In and Out of Africa
This extraordinary documentary is one of the most intelligent, perceptive, and engaging films ever made on African culture and art. It explores with irony and humor issues of authenticity, taste, and racial politics in the transnational trade in African art.
Interweaving stories of Western collectors, Muslim traders, African artists and intellectuals, and the filmmakers themselves, the film focuses on a remarkable art dealer from Niger named Gabai Barre. It follows him all the way from the rural Ivory Coast to East Hampton, Long Island, where he bargains for a sale. The film shows how (through occasionally hilarious and frequently fantastic tales about the art objects) he adds economic value and changes the “meaning” of what he sells by interpreting and mediating between the cultural values of African producers and Western consumers.
For Baare and the other African art traders, the animist “fetishes” they sell are simply commodities, bought and sold like any other. Or so they say. For Western collectors, the best, most “authentic” pieces are considered Art (with a capital A), and their economic value is purely coincidental. Or so they say.

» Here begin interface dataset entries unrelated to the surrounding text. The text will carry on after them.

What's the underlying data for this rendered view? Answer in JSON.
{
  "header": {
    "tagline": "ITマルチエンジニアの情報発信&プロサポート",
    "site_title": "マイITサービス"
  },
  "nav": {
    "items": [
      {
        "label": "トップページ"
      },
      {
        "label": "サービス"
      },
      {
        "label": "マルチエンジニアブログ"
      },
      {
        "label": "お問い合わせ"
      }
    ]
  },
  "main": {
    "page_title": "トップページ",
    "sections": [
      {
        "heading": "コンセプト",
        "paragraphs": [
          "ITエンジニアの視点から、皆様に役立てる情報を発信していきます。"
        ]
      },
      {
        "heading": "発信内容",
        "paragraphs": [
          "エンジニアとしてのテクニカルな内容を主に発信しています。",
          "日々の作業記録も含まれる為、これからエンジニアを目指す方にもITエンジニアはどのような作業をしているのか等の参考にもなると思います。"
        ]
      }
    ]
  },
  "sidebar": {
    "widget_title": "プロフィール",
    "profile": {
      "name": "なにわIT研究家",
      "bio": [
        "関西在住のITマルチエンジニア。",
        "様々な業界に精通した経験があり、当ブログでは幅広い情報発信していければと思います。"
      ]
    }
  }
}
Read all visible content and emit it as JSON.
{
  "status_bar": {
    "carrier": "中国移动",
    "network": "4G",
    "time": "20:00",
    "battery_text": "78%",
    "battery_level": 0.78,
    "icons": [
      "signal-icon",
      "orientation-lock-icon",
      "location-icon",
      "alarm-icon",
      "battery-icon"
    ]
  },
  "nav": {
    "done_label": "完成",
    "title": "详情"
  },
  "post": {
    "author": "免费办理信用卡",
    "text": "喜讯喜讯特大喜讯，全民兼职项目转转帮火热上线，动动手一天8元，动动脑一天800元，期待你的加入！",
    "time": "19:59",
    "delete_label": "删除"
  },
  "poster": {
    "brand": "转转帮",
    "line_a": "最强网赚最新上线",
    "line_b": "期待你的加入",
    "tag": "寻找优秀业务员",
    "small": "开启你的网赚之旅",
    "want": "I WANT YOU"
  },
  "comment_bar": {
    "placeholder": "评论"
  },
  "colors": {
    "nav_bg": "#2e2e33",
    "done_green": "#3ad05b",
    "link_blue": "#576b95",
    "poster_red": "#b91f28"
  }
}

“In and Out of Africa” is a classic work that will richly repay viewing in a variety of courses in African studies, cultural anthropology, and art. It was produced by Ilisa Barbash and Lucien Taylor; it features Gabai Baare; and it is based on original research by Christopher Steiner.